And so it begins! This coming Thursday the banshees will wail, the ghosts will scream and the witches will fly among the stars of a nearly moonless night. Yes, Halloween is nigh! As a kid I’d put on my costume and run around the neighborhood scoring as much candy as possible. Halloweens were always special but one Halloween was more special than most. When I was thirteen or so, one of my female classmates wore a witch costume to a Halloween party and I learned that not all witches were scary or ugly. Maybe it was the sexy costume, well it sure seemed sexy to me, or maybe I had just reached the age where I could appreciate female beauty, but that was a game changer, I would never look at Halloween the same again.
For me, either before or after that year, Halloween always marked that point in time every fall when the pace of life changed. Up until then, the days passed at a normal pace; school days, high school football games every Friday night and parties or sock hops Saturday nights. But all that changed on Halloween. The holiday season was upon us, now the days would begin to pass at an ever increasing rate as we raced ever faster toward Thanksgiving and beyond that, Christmas and New Years.
Now in 2013, soon the pumpkins and candy corn will be replaced with turkeys and all the trimmings. In just a few weeks it will be time to turn on the TV and watch Macy’s parade in New York City, then the next day, the rivalry college football games will beckon some of us the rest of that weekend while the call of “Black Friday” rides the siren call sung by the shopping centers to the shoppers in us.
At least to me that is the way it is supposed to be. In our house there was a special centerpiece for the dining room table for every holiday. Between Halloween and Thanksgiving Mom would bring out the paper turkey centerpiece. That was replaced by a small Christmas tree that would grace our family meals until the weekend after New Year’s Day. Other times of the year would reveal a little Easter bunny and an American flag. Small things that I believe that gave us an appreciation for each distinct holiday and I love that difference.

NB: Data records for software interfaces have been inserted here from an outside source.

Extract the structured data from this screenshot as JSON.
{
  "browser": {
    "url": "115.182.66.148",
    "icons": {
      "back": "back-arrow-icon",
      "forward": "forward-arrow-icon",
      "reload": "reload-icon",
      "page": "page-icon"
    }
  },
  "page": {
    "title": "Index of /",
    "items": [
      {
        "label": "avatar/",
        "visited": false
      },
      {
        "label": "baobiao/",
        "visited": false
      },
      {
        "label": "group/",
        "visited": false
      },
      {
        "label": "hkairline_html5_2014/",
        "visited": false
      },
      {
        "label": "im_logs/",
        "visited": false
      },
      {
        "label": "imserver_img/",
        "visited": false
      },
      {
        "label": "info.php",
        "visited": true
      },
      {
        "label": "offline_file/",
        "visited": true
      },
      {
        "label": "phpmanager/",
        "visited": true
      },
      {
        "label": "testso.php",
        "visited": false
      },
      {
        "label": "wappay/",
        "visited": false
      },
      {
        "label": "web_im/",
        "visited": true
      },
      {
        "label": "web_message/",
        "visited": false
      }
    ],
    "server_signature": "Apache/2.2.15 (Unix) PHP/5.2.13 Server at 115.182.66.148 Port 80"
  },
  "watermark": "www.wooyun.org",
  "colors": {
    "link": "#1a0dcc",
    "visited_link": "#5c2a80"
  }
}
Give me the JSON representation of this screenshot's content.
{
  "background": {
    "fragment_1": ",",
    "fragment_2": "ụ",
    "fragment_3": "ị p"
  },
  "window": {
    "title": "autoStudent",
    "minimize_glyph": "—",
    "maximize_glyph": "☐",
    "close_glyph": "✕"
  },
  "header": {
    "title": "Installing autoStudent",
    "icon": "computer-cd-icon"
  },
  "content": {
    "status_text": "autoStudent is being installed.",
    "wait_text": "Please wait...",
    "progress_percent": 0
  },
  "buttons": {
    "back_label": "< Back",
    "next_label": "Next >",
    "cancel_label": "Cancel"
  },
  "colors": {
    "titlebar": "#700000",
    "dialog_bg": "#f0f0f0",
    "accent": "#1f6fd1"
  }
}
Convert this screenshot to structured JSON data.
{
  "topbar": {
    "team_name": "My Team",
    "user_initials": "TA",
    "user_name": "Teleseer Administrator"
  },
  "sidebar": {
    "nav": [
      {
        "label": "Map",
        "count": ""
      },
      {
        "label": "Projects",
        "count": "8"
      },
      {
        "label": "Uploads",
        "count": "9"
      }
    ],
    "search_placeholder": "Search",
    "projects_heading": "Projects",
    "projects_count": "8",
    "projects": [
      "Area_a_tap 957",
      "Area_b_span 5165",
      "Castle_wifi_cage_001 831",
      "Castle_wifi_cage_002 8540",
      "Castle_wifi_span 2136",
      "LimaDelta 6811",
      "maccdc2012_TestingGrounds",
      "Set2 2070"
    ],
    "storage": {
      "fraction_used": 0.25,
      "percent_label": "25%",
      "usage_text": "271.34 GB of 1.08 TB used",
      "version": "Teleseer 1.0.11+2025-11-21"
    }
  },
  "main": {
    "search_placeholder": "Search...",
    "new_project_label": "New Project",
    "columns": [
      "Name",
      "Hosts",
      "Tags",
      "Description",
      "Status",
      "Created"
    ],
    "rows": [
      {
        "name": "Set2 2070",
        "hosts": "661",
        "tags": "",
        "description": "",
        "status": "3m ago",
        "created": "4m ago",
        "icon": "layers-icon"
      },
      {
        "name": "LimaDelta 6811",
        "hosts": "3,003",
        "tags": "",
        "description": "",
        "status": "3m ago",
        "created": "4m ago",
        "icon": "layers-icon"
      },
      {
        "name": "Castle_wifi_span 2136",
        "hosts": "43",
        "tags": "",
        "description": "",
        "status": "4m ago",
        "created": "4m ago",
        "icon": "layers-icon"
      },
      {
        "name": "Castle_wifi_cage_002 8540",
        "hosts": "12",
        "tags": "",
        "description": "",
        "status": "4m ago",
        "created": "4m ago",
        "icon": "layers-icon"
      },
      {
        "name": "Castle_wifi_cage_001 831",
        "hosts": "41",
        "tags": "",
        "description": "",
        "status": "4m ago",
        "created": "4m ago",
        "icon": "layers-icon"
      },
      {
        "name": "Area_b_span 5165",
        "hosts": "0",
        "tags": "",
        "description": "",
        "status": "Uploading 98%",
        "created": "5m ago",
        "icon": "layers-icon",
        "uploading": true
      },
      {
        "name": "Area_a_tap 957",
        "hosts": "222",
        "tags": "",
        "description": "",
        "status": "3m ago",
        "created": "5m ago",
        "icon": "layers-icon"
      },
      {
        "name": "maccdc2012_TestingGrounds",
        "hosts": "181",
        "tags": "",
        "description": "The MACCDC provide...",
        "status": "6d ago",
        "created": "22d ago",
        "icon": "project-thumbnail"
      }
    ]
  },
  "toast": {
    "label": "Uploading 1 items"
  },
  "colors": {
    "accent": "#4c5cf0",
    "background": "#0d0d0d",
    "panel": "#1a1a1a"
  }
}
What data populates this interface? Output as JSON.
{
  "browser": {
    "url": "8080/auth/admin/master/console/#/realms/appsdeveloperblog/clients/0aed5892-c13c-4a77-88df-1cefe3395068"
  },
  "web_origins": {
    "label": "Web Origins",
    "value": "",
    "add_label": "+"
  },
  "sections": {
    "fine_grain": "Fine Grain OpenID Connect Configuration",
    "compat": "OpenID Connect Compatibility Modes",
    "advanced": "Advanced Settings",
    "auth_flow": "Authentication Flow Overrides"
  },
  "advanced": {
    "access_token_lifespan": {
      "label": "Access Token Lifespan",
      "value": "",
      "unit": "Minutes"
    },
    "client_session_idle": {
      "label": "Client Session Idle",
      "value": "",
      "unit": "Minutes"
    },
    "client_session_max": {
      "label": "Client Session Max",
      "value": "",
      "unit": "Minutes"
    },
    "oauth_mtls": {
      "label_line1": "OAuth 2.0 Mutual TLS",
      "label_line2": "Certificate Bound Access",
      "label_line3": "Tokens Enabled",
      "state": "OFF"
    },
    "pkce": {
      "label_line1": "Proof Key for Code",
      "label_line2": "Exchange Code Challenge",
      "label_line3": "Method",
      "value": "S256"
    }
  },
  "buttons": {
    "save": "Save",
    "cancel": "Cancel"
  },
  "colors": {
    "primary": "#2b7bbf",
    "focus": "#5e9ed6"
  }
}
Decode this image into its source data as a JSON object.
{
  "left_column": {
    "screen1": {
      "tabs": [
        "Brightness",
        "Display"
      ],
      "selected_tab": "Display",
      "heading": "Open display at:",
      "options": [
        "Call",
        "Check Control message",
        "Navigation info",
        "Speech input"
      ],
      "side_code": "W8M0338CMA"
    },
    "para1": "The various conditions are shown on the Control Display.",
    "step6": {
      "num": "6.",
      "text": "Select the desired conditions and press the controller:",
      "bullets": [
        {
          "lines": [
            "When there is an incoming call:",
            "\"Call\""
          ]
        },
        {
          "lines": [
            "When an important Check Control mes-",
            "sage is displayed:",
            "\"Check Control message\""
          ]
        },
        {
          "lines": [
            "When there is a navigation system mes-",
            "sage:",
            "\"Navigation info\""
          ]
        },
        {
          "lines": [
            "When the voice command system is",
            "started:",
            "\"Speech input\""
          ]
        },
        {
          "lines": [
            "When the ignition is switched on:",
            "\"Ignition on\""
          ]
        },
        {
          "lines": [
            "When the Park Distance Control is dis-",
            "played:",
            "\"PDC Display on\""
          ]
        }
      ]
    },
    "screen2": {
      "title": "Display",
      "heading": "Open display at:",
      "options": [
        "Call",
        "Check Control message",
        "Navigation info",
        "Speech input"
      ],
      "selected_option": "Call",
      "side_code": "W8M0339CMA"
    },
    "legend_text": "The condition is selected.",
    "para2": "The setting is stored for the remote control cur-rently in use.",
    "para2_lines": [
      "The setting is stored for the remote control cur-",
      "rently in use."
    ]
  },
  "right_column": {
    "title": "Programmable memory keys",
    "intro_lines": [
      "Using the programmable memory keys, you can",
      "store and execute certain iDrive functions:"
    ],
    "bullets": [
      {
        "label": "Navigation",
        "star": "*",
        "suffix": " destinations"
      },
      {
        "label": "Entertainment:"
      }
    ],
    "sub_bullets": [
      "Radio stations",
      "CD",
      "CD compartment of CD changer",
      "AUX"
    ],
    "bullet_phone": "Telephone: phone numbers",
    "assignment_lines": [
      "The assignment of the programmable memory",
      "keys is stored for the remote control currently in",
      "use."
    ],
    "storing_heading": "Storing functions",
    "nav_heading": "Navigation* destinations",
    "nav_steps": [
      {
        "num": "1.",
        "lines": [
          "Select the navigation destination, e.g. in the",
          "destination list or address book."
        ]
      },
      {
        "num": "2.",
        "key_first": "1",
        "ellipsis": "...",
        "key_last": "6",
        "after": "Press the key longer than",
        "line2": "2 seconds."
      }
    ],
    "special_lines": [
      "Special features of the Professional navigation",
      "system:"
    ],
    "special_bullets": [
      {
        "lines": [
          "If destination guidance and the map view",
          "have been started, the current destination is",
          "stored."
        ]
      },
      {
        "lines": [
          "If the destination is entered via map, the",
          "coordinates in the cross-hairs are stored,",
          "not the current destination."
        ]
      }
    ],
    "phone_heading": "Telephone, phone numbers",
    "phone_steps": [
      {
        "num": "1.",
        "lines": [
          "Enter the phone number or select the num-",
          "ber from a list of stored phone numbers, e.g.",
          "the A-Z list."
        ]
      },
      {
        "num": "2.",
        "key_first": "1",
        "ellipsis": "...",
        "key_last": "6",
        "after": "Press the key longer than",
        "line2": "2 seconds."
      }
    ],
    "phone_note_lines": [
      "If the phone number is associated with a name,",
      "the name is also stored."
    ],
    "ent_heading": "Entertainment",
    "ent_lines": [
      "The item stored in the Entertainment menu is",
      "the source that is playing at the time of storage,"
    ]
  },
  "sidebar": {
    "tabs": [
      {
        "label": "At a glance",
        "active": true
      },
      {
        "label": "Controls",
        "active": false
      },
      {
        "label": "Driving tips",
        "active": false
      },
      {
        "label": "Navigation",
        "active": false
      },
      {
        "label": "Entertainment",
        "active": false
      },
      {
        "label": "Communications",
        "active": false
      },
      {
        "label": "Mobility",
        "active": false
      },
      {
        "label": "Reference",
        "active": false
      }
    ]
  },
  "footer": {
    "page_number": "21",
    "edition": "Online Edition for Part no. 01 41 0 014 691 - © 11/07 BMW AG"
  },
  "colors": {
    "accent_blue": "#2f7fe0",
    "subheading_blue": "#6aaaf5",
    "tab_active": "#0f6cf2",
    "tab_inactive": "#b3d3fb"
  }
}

These days when Halloween displays in the stores are right beside those for Christmas. It just doesn’t feel right. Jamming the holidays together may be well and good for the kids of today but I really like celebrating each and every holiday of the season all by itself before moving on to the next. First, Halloween with all the children dressed as ghosts, goblins, witches and fairy princesses scurrying around the neighborhood begging for treats. Thanksgiving is next with parades, trips back home and family time. Then it is time for Advent and the preparation for the Christmas season. Christmas carols fill the air and boys and girls try their best to be good which is hard because of the visions of sugar plums dancing in their heads. Finally Christmas / Hanukah and New Years round out the end of the year in a blaze of holiday glory. Now that is the way to celebrate. Savor the nuances of each holiday, not mix them all into a common stew!
So I will be celebrating Halloween this week by handing out treats to the neighborhood kids who come knocking. Next month, I’ll eat some turkey with all the trimmings, think of the pilgrims and be thankful for all the good people in my life. Then in December it will be time for carols, silver bells, Santa Clause and a little Babe in a manger. Each separate, each in its own time! Oh MY!